Scientists claim that a new strain of genetically-modified (GM) rice, which could boost yields by up to 35 per cent may solve the world's impending food crisis, according to a report in the Guardian newspaper. The GM rice, which has already been tested in China, Korea and Chile, was announced by researchers at an international conference in the Philippines last week.
The new rice strain, jointly developed by teams in the US and Japan, is able to produce more sugar and has increased grain yields. But the researchers urge caution, saying they need to do more field tests, and carry out further modifications to improve the rice. A rice expert at the John Innes Centre, Norwich, UK, says the work could represent 'a very significant opportunity', considering that almost half the world's population depends on rice.
GM campaigner Pete Riley, of Friends of the Earth, stressed that the nutritional advantages, if any, and potential risks of new strains of rice need to be carefully assessed.
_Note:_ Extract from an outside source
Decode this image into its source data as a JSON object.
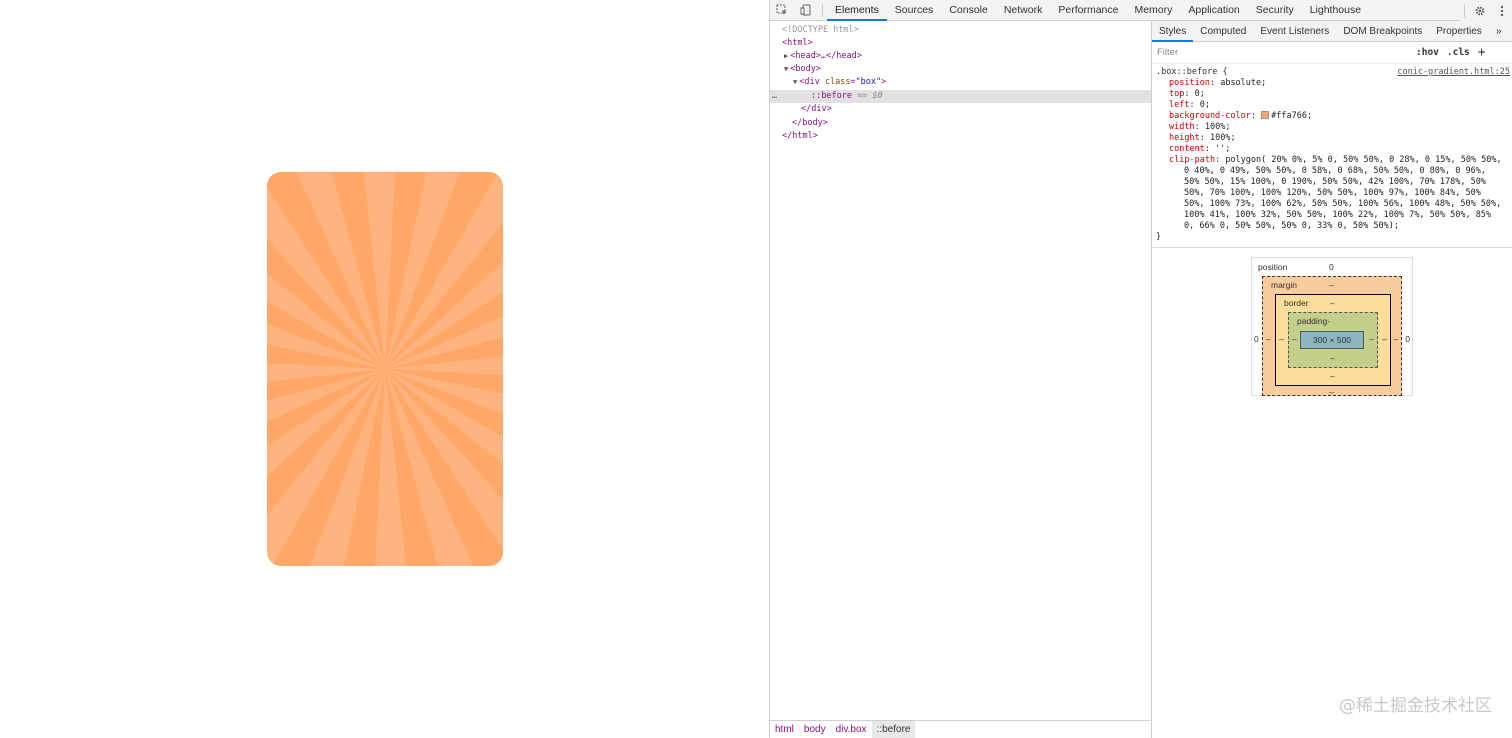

He also claimed that yields can be increased by far more than 35 per cent by using better farming methods.